Through a PKI group certificate protecting corporate emails, the process occurs in a slightly different way. The public key is used by the sender to encrypt the message and their own private key used to digitally sign. At the same time, a "hash" message is also created.
The encrypted message and the hash is then sent to the receiver. The receiver's email sees the message has a digital signature and uses the public key, made available by the sender, to decrypt the message. This is then compared to the hash message and, if there are any variations, a notice is provided by the system. This allows the receiver to be aware if the email was changed in any away after being digitally signed by the sender.
At the same time, the PKI group certificate uses digital signatures to create what is known as non-revocation. This is a way to provide protection to the receiver of the digitally signed email from the sender, at a later point, saying that he or she did not send the email.

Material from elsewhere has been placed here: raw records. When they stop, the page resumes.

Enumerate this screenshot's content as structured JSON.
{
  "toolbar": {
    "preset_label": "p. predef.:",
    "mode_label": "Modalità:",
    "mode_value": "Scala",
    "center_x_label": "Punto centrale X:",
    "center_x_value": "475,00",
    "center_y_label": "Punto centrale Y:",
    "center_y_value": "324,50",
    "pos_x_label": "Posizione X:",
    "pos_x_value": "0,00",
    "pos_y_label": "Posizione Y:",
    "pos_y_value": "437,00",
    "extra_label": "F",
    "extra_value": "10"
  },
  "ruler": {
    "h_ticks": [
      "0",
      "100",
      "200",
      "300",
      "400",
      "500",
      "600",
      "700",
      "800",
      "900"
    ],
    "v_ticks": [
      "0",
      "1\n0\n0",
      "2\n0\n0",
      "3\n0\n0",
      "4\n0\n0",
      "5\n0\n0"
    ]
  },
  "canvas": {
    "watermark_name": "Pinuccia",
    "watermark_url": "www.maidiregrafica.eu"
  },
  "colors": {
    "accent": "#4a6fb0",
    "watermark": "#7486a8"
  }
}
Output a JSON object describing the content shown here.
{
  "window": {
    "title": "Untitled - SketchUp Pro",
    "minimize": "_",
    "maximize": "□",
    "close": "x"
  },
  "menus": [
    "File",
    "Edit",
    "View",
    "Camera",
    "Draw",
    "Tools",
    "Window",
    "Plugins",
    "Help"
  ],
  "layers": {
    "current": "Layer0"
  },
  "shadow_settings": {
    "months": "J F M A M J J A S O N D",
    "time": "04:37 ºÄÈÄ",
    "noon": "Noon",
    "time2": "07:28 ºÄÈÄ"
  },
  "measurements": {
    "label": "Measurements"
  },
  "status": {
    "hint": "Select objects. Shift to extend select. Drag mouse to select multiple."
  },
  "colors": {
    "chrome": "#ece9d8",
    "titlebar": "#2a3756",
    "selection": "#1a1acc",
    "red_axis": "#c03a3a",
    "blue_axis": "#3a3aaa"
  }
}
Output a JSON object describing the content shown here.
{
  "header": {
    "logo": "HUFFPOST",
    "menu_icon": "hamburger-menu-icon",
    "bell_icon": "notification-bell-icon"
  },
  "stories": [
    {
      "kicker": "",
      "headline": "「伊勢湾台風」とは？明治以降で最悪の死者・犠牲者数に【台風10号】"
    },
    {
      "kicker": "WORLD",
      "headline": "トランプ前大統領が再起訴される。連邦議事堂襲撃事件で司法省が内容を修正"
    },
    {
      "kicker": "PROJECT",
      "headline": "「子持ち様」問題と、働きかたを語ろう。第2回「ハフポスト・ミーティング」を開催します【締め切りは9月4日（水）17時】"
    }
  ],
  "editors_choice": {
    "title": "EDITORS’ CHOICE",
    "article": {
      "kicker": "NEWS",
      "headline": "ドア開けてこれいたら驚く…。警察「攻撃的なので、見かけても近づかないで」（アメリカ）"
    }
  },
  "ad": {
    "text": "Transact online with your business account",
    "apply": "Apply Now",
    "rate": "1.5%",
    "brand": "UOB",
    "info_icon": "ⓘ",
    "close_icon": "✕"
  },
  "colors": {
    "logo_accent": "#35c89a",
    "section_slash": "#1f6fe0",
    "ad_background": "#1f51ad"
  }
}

This works because the PKI group certificate is bound to that specific email address as well as that private key. Both are accessed through a password and username on the email account known only to the sender. This ensures privacy and security for both the corporate environment as well as for personal email.
To make things even easier, the PKI group certificate can be revoked by the Certificate Authority should the owner of the email believe the private key or the certificate had been compromised. With large or small companies using the Comodo EPKI Manager or Enterprise Public Key Infrastructure Manager, it is easy to issue a new certificate for the employee and revoke the possibly compromised keys and certificate.
Additionally, every PKI group certificate is provided by a Certificate Authority that is a trusted source by browsers and devices. Comodo, as the world's leading Trust Provider, has root certificates that are recognized by 99.9% of devices and browsers, limiting any challenges or potential issues with having to manually add certificates to the trust store in a browser or on a device.
Our certificates, as with any Public Key Infrastructure products, also have an expiration date. This can be one, two or three years from issuance. Renewal is easy either through the EPKI Manager for companies or through our website for personal certificates for home use.
To talk to our sales team about prices, options and the benefits of using our PKI certificates and the Enterprise Public Key Infrastructure Manager, get in touch with us today. Feel free to give us a call at +1 888 266 6361 or drop by the website at https://www.instantssl.com for live chat help and support.